++++ RECORDS FOR PROCESSING ++++

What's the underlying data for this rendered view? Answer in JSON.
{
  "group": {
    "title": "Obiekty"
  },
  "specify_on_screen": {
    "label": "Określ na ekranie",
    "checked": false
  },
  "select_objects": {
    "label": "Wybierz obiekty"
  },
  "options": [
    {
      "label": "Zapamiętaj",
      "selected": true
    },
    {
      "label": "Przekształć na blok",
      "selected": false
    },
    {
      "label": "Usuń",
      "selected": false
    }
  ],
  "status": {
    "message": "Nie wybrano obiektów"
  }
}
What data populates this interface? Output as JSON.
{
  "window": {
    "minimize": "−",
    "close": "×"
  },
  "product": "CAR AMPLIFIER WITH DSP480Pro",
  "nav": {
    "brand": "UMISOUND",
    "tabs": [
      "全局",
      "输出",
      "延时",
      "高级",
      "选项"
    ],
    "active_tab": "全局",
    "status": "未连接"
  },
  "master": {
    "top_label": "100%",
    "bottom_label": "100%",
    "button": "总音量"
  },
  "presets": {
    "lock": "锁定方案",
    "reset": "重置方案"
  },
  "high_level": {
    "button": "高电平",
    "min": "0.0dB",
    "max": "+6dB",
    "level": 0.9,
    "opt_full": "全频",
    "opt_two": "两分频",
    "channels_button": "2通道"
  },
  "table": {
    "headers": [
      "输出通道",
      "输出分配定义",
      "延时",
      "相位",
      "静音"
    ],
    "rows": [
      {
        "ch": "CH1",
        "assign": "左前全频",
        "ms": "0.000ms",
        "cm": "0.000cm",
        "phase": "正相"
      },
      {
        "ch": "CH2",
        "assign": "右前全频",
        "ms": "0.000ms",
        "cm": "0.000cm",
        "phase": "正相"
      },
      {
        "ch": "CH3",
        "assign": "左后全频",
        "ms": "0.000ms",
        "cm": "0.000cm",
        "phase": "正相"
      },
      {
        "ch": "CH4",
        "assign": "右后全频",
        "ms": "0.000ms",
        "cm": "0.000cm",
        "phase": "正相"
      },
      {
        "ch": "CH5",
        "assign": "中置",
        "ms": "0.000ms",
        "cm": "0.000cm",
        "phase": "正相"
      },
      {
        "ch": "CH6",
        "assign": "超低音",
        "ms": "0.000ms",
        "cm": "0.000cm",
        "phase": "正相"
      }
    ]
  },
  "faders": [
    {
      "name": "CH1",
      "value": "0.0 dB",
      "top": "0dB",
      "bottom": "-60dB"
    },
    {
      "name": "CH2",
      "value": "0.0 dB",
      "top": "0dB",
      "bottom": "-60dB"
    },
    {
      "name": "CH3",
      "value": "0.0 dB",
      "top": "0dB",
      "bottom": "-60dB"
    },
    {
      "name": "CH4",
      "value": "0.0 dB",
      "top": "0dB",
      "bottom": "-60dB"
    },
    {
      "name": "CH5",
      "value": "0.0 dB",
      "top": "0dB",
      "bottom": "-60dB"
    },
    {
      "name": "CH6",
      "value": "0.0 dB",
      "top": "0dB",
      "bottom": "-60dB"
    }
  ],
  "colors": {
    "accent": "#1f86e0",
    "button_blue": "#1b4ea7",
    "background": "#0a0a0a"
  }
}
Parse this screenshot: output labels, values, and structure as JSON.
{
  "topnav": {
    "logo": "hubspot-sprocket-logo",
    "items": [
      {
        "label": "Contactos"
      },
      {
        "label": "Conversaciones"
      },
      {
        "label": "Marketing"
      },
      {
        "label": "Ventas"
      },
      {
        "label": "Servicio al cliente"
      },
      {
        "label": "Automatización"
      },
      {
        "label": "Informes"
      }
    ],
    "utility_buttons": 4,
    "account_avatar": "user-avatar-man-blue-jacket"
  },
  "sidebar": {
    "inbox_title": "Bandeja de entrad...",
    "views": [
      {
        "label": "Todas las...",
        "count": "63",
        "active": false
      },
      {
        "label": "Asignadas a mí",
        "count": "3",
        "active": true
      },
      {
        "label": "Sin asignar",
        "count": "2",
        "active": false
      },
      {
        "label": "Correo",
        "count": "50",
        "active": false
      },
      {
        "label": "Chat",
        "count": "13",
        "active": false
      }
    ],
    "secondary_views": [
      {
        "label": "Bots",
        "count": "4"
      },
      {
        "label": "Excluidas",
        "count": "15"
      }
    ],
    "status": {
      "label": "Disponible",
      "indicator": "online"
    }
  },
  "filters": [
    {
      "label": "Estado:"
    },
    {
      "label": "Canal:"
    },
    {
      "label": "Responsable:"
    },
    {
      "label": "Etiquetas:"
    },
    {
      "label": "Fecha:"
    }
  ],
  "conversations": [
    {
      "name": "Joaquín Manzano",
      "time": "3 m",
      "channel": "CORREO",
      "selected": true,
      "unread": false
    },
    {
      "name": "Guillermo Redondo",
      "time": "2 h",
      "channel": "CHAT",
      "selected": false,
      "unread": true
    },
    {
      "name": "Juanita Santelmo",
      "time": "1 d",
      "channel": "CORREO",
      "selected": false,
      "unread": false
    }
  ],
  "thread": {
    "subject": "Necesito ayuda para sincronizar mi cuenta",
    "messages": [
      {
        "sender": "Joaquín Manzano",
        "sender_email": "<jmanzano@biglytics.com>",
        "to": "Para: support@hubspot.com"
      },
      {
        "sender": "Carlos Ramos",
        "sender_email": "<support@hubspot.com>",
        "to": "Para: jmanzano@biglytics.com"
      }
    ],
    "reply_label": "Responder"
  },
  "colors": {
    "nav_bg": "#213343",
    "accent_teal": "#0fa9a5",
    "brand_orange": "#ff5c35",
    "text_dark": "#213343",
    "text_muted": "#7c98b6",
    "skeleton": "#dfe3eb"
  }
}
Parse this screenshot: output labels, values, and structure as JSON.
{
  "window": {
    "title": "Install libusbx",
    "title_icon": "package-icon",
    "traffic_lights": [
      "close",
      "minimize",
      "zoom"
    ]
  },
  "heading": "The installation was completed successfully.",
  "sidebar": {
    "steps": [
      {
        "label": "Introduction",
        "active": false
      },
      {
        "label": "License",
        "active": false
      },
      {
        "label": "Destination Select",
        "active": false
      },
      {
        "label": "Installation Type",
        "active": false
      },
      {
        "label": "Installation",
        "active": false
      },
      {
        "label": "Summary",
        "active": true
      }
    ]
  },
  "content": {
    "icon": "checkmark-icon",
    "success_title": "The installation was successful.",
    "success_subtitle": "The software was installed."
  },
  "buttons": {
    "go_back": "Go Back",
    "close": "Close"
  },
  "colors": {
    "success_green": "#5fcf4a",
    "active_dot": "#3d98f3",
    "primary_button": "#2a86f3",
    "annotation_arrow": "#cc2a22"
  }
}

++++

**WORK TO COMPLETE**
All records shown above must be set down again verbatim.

**EXERCISE SOLUTION**
What's the underlying data for this rendered view? Answer in JSON.
{
  "group": {
    "title": "Obiekty"
  },
  "specify_on_screen": {
    "label": "Określ na ekranie",
    "checked": false
  },
  "select_objects": {
    "label": "Wybierz obiekty"
  },
  "options": [
    {
      "label": "Zapamiętaj",
      "selected": true
    },
    {
      "label": "Przekształć na blok",
      "selected": false
    },
    {
      "label": "Usuń",
      "selected": false
    }
  ],
  "status": {
    "message": "Nie wybrano obiektów"
  }
}
What data populates this interface? Output as JSON.
{
  "window": {
    "minimize": "−",
    "close": "×"
  },
  "product": "CAR AMPLIFIER WITH DSP480Pro",
  "nav": {
    "brand": "UMISOUND",
    "tabs": [
      "全局",
      "输出",
      "延时",
      "高级",
      "选项"
    ],
    "active_tab": "全局",
    "status": "未连接"
  },
  "master": {
    "top_label": "100%",
    "bottom_label": "100%",
    "button": "总音量"
  },
  "presets": {
    "lock": "锁定方案",
    "reset": "重置方案"
  },
  "high_level": {
    "button": "高电平",
    "min": "0.0dB",
    "max": "+6dB",
    "level": 0.9,
    "opt_full": "全频",
    "opt_two": "两分频",
    "channels_button": "2通道"
  },
  "table": {
    "headers": [
      "输出通道",
      "输出分配定义",
      "延时",
      "相位",
      "静音"
    ],
    "rows": [
      {
        "ch": "CH1",
        "assign": "左前全频",
        "ms": "0.000ms",
        "cm": "0.000cm",
        "phase": "正相"
      },
      {
        "ch": "CH2",
        "assign": "右前全频",
        "ms": "0.000ms",
        "cm": "0.000cm",
        "phase": "正相"
      },
      {
        "ch": "CH3",
        "assign": "左后全频",
        "ms": "0.000ms",
        "cm": "0.000cm",
        "phase": "正相"
      },
      {
        "ch": "CH4",
        "assign": "右后全频",
        "ms": "0.000ms",
        "cm": "0.000cm",
        "phase": "正相"
      },
      {
        "ch": "CH5",
        "assign": "中置",
        "ms": "0.000ms",
        "cm": "0.000cm",
        "phase": "正相"
      },
      {
        "ch": "CH6",
        "assign": "超低音",
        "ms": "0.000ms",
        "cm": "0.000cm",
        "phase": "正相"
      }
    ]
  },
  "faders": [
    {
      "name": "CH1",
      "value": "0.0 dB",
      "top": "0dB",
      "bottom": "-60dB"
    },
    {
      "name": "CH2",
      "value": "0.0 dB",
      "top": "0dB",
      "bottom": "-60dB"
    },
    {
      "name": "CH3",
      "value": "0.0 dB",
      "top": "0dB",
      "bottom": "-60dB"
    },
    {
      "name": "CH4",
      "value": "0.0 dB",
      "top": "0dB",
      "bottom": "-60dB"
    },
    {
      "name": "CH5",
      "value": "0.0 dB",
      "top": "0dB",
      "bottom": "-60dB"
    },
    {
      "name": "CH6",
      "value": "0.0 dB",
      "top": "0dB",
      "bottom": "-60dB"
    }
  ],
  "colors": {
    "accent": "#1f86e0",
    "button_blue": "#1b4ea7",
    "background": "#0a0a0a"
  }
}
Parse this screenshot: output labels, values, and structure as JSON.
{
  "topnav": {
    "logo": "hubspot-sprocket-logo",
    "items": [
      {
        "label": "Contactos"
      },
      {
        "label": "Conversaciones"
      },
      {
        "label": "Marketing"
      },
      {
        "label": "Ventas"
      },
      {
        "label": "Servicio al cliente"
      },
      {
        "label": "Automatización"
      },
      {
        "label": "Informes"
      }
    ],
    "utility_buttons": 4,
    "account_avatar": "user-avatar-man-blue-jacket"
  },
  "sidebar": {
    "inbox_title": "Bandeja de entrad...",
    "views": [
      {
        "label": "Todas las...",
        "count": "63",
        "active": false
      },
      {
        "label": "Asignadas a mí",
        "count": "3",
        "active": true
      },
      {
        "label": "Sin asignar",
        "count": "2",
        "active": false
      },
      {
        "label": "Correo",
        "count": "50",
        "active": false
      },
      {
        "label": "Chat",
        "count": "13",
        "active": false
      }
    ],
    "secondary_views": [
      {
        "label": "Bots",
        "count": "4"
      },
      {
        "label": "Excluidas",
        "count": "15"
      }
    ],
    "status": {
      "label": "Disponible",
      "indicator": "online"
    }
  },
  "filters": [
    {
      "label": "Estado:"
    },
    {
      "label": "Canal:"
    },
    {
      "label": "Responsable:"
    },
    {
      "label": "Etiquetas:"
    },
    {
      "label": "Fecha:"
    }
  ],
  "conversations": [
    {
      "name": "Joaquín Manzano",
      "time": "3 m",
      "channel": "CORREO",
      "selected": true,
      "unread": false
    },
    {
      "name": "Guillermo Redondo",
      "time": "2 h",
      "channel": "CHAT",
      "selected": false,
      "unread": true
    },
    {
      "name": "Juanita Santelmo",
      "time": "1 d",
      "channel": "CORREO",
      "selected": false,
      "unread": false
    }
  ],
  "thread": {
    "subject": "Necesito ayuda para sincronizar mi cuenta",
    "messages": [
      {
        "sender": "Joaquín Manzano",
        "sender_email": "<jmanzano@biglytics.com>",
        "to": "Para: support@hubspot.com"
      },
      {
        "sender": "Carlos Ramos",
        "sender_email": "<support@hubspot.com>",
        "to": "Para: jmanzano@biglytics.com"
      }
    ],
    "reply_label": "Responder"
  },
  "colors": {
    "nav_bg": "#213343",
    "accent_teal": "#0fa9a5",
    "brand_orange": "#ff5c35",
    "text_dark": "#213343",
    "text_muted": "#7c98b6",
    "skeleton": "#dfe3eb"
  }
}
Parse this screenshot: output labels, values, and structure as JSON.
{
  "window": {
    "title": "Install libusbx",
    "title_icon": "package-icon",
    "traffic_lights": [
      "close",
      "minimize",
      "zoom"
    ]
  },
  "heading": "The installation was completed successfully.",
  "sidebar": {
    "steps": [
      {
        "label": "Introduction",
        "active": false
      },
      {
        "label": "License",
        "active": false
      },
      {
        "label": "Destination Select",
        "active": false
      },
      {
        "label": "Installation Type",
        "active": false
      },
      {
        "label": "Installation",
        "active": false
      },
      {
        "label": "Summary",
        "active": true
      }
    ]
  },
  "content": {
    "icon": "checkmark-icon",
    "success_title": "The installation was successful.",
    "success_subtitle": "The software was installed."
  },
  "buttons": {
    "go_back": "Go Back",
    "close": "Close"
  },
  "colors": {
    "success_green": "#5fcf4a",
    "active_dot": "#3d98f3",
    "primary_button": "#2a86f3",
    "annotation_arrow": "#cc2a22"
  }
}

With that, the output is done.